BishopAccountability.org
 
  State: Priest Diverted Church Cash
Probe Finds St. Joseph Pastor Placed Collection Money in "Gray Box" with No Accountability

By Melissa E. Holsman
TCPalm [Stuart FL]
September 23, 2004

STUART Before donations were tallied each week at St. Joseph Catholic Church, $500 in cash was diverted into a "gray box" controlled by the church's former pastor, a state investigation found.

The seven-month investigation, triggered by parishioner complaints about possible misuse of church funds, found the Rev. A. Christopher Allen appeared to be "living beyond his means," according to a state attorney's report released Wednesday.

The investigation also found evidence that Allen instructed church bookkeepers to write checks on church accounts, cash them, and give the money to him, and that thousands of dollars in cash deposits were made to Allen's personal bank accounts.

No charges have been filed against Allen, 52, St. Joseph's pastor from 1997 until he resigned in July.

The State Attorney's Office ended its investigation after a top official at the Catholic Diocese of Palm Beach told investigators that "he did not see anything alarming" in the findings.

The diocese's Vicar General, the Rev. Charles E. Notabartolo, also told investigators that, under church law, Allen was "responsible for all monies that come into his church and he has the authority to control it as he sees fit."

Allen on Wednesday said he had done nothing wrong and that the collection cash placed in the gray box could be called "a pastor's discretionary fund."

"Diocese regulations allow a pastor to spend up to $25,000 at a time without permission from the diocese," he said. "I did not make it a secret that we had a fund that we kept in the safe; my staff knew it."

Allen said he considered himself on a leave of absence from the diocese but had left the parish.

In July, the diocese informed investigators that Allen had "resigned" as St. Joseph's pastor, would not be put in another position that involved handling money, and had been "encouraged to seek psychological counseling," the report said.

Jim Brosemer, director of communications for the Catholic Diocese of Palm Beach, on Wednesday said church officials hadn't seen the state report.

"The diocese fully cooperated in this investigation and we are in the process of forming our own independent investigative team to look at the finances at St. Joseph," he said.

According to the state report, the investigation began in January when a St. Joseph parishioner, Dave Schoonover, went to authorities with allegations that Allen was living "well above" his means and might be "skimming" money from church collections.
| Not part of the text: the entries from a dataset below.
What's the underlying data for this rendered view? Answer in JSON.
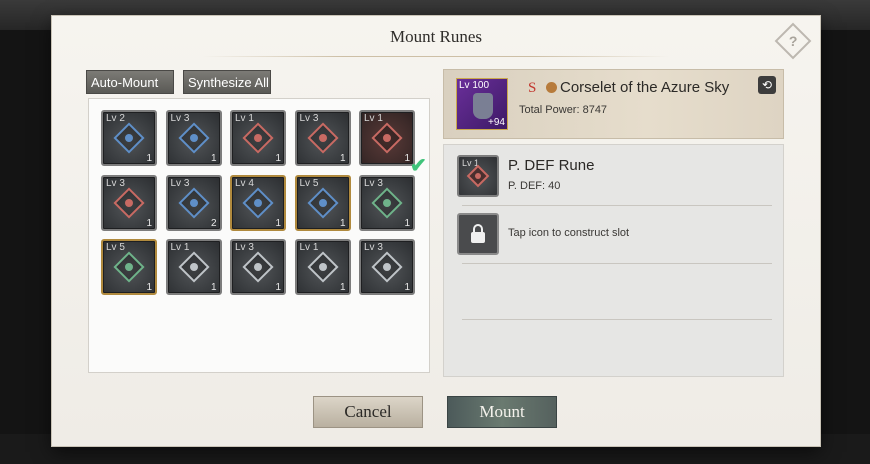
{
  "dialog": {
    "title": "Mount Runes",
    "help_icon": "question-diamond-icon"
  },
  "toolbar": {
    "auto_mount": "Auto-Mount",
    "synthesize_all": "Synthesize All"
  },
  "runes": [
    {
      "lv": "Lv 2",
      "qty": "1",
      "gem": "blue",
      "frame": "grey"
    },
    {
      "lv": "Lv 3",
      "qty": "1",
      "gem": "blue",
      "frame": "grey"
    },
    {
      "lv": "Lv 1",
      "qty": "1",
      "gem": "red",
      "frame": "grey"
    },
    {
      "lv": "Lv 3",
      "qty": "1",
      "gem": "red",
      "frame": "grey"
    },
    {
      "lv": "Lv 1",
      "qty": "1",
      "gem": "red",
      "frame": "grey",
      "selected": true
    },
    {
      "lv": "Lv 3",
      "qty": "1",
      "gem": "red",
      "frame": "grey"
    },
    {
      "lv": "Lv 3",
      "qty": "2",
      "gem": "blue",
      "frame": "grey"
    },
    {
      "lv": "Lv 4",
      "qty": "1",
      "gem": "blue",
      "frame": "gold"
    },
    {
      "lv": "Lv 5",
      "qty": "1",
      "gem": "blue",
      "frame": "gold"
    },
    {
      "lv": "Lv 3",
      "qty": "1",
      "gem": "green",
      "frame": "grey"
    },
    {
      "lv": "Lv 5",
      "qty": "1",
      "gem": "green",
      "frame": "gold"
    },
    {
      "lv": "Lv 1",
      "qty": "1",
      "gem": "white",
      "frame": "grey"
    },
    {
      "lv": "Lv 3",
      "qty": "1",
      "gem": "white",
      "frame": "grey"
    },
    {
      "lv": "Lv 1",
      "qty": "1",
      "gem": "white",
      "frame": "grey"
    },
    {
      "lv": "Lv 3",
      "qty": "1",
      "gem": "white",
      "frame": "grey"
    }
  ],
  "equipment": {
    "level": "Lv 100",
    "enhance": "+94",
    "grade": "S",
    "name": "Corselet of the Azure Sky",
    "power": "Total Power: 8747"
  },
  "slot": {
    "rune_level": "Lv 1",
    "rune_name": "P. DEF Rune",
    "rune_stat": "P. DEF: 40",
    "locked_text": "Tap icon to construct slot"
  },
  "buttons": {
    "cancel": "Cancel",
    "mount": "Mount"
  },
  "colors": {
    "blue": "#5f8fc8",
    "red": "#c86a63",
    "green": "#6fb38a",
    "white": "#bfc4c8",
    "gold_frame": "#b08a3e",
    "check": "#3fc37a"
  }
}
Schoonover could not be reached for comment Wednesday.

According to the report, Schoonover gave investigators copies of documents he and another parishioner had taken from "garbage" at the church, 1200 E. 10th St. in Stuart, and at Allen's personal residence in Port St. Lucie.

Those documents included a memo on handling collections, including instructions "to take cash out of the collections before tallies are made, and to put that money in a 'gray box,'" according to the report.

Parish bookkeeper Ann Marie Brown later told investigators that every week, $500 in cash was taken out of the collection money before it was counted and was placed in the gray box. Each month an additional $250 was taken from the diocesan collection and placed in the gray box.

"She stated that Father Allen controls the 'gray box,'" state investigator Rick McIlwain wrote in his eight-page report.

Brown told investigators that Allen used money from the gray box to replenish church accounts when they got low, and at one point gave her $10,000 in cash from the box to pay for a new bus for the church school.

Brown also told investigators that "on occasion Father Allen will give her a check, sometimes in large amounts, made out to cash, and have her go to the bank, cash the check and bring the cash back to him."

Allen on Wednesday said money from the gray box paid for unbudgeted school expenditures, tuition assistance and other charitable causes. He said using a discretionary fund was no different than what he'd experienced at other parishes and "there were no changes in procedures or policies from the time I took over until the time I left."

Investigators, however, discussed the gray box practices with Denis Hamil, finance auditor of the Palm Beach Diocese, who said putting cash in the box before collections were tallied "would be outside the course off any normal procedure ... and would be a violation of the diocesan policy," the report states.

Another former parish bookkeeper, Kendra Remian, confirmed the gray box procedures to investigators and related two other incidents involving $10,000 checks.

After the 1998 Christmas collection, she said Allen instructed her to write a $10,000 check for cash from the church account and put the money in the Christmas collection because "he had already taken the cash from the collection," the state report said.

In another incident, Allen had her write a $10,000 check for cash, cash it, "and then give him the money."

In July, state investigators met with diocesan officials in West Palm Beach and told them it appeared Allen "was living beyond his means," and the subpoenaed bank records showed thousands of dollars in cash deposits were made to Allen's personal accounts.

Allen dismissed the significance of the cash deposits, saying the funds represented rent his mother pays him and money he received from a car he leased to a fellow priest.

Other deposits included cash gifts or fees priests receive for weddings, funerals and other activities, he said.

"My personal accounts and the church accounts did not cross," Allen said.

 
 

Any original material on these pages is copyright © BishopAccountability.org 2004. Reproduce freely with attribution.